The incredible pace and counter-attacking ability of the likes of Tiernan McCann, Niall Sludden and Cathal McShane. Colm Cavanagh’s textbook illustration of how to carry out the role of a sweeper.
The finishing ability of Ronan O’Neill. The frankly ridiculous sustained excellence of Sean Cavanagh. Mattie Donnelly and Peter Harte playing at the absolute peak of their powers.
I could go on. In truth, they’ve looked awesome at times.
But with all due respect to them and to Cavan and Derry, they haven’t had to overcome any huge obstacles so far. In fact, they haven’t faced Division One opposition since defeat to Kerry in last year’s All-Ireland semi-final. They can only beat what’s in front of them after all, but it’s still a relevant point.
They certainly haven’t met anything like Donegal.
There’s a perception about Donegal that, because so many of the team have been on the go for a good few years at this stage, that they’re in danger of going stale.
Ten of the All-Ireland winning side in 2012, for example, were involved in the replay against Monaghan. And that doesn’t count Neil McGee, who was suspended and will return against Tyrone.
Down the spine of the team, meanwhile, the players wearing 3, 6, 9 and 14 will be the same as that 2012 final. If Paul Durcan was available he’d still be number 1, Neil Gallagher would be pushing to regain his number 8 jersey if he was fit and number 11, Leo McLoone, is still a part of the squad.
Some say it like it’s a bad thing. To me, it’s a sign of their consistency and a credit to their excellence.
Look at all the best teams of the last few years – Dublin, Mayo, Kerry – and it’s largely the same story. Think Frank McGlynn or Karl Lacey will gladly give up their place to some up and coming young tyke for the sake of it? Think again.
This is a team, after all, that has been in every provincial final since 2011. Considering that this is Ulster, don’t underestimate that achievement. In that time, they’ve won three Ulster titles and an All-Ireland title and contested another one. They’re the last team to beat Dublin in the Championship.
A team as good as Donegal didn’t need radical change, it just needed a sprinkling of freshness and vitality and they’ve got it.
Ciaran Gillespie proved an able deputy in Neil McGee’s absence. Eoin McHugh has proved that frightening pace really does run in the family. And Martin O’Reilly has come of age and has probably been Donegal’s player of the season so far, some claim given the typically classy displays of Odhrán Mac Niallais.
Faced with a defensive straitjacket against Monaghan in the Ulster semi-final replay, this team rattled off ten points in the opening half. Ten points against their fiercest rivals in 35 minutes!

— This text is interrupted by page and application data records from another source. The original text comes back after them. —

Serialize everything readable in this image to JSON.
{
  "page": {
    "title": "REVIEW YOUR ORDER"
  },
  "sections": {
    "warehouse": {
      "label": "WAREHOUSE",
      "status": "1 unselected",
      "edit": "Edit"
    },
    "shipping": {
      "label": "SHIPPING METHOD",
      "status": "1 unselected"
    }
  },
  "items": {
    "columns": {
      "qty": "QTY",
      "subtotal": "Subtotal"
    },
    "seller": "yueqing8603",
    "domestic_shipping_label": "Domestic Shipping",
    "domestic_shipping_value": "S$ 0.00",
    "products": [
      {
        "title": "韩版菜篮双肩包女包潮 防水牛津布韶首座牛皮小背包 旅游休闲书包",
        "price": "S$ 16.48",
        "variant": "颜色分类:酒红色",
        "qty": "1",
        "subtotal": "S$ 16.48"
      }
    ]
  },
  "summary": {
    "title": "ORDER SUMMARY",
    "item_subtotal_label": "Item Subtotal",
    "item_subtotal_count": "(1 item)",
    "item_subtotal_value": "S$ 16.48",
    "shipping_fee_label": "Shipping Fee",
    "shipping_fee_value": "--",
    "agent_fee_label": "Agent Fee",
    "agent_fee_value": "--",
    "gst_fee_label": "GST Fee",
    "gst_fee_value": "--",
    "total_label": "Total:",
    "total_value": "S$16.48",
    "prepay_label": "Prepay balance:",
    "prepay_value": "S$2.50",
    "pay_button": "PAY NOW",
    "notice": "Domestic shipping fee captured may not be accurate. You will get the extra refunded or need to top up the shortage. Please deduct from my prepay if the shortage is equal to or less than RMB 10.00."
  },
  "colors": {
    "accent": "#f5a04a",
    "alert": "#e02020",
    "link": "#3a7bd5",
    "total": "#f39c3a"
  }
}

Their angles of running were a joy to behold and must have been dizzying for the Monaghan defenders to try and cope with. Tyrone’s counter-attacking threat may be significant, but so is Donegal’s.
Although I still expect a cracking game in Clones on Sunday, neither team will let the opposition counter-attack to devastating effect like they have done so far.
No way will Peter Harte be allowed saunter up the pitch to crack in two goals and if Tyrone put up even half of the 5-18 they managed against Cavan last time out then I would be amazed (see Exhibit A at the top of the page for evidence).
In a game of such mammoth significance it could be experience that wins the day and the fact that Donegal have won the last four Championship meetings between the sides could give them the edge. When the game's in the melting pot with five or ten minutes to go, the psychological impact of those previous battles could be crucial.
The loser will still have a big say in the 2016 Championship after Sunday’s Ulster Final, but for me, it’s going to be Donegal’s day.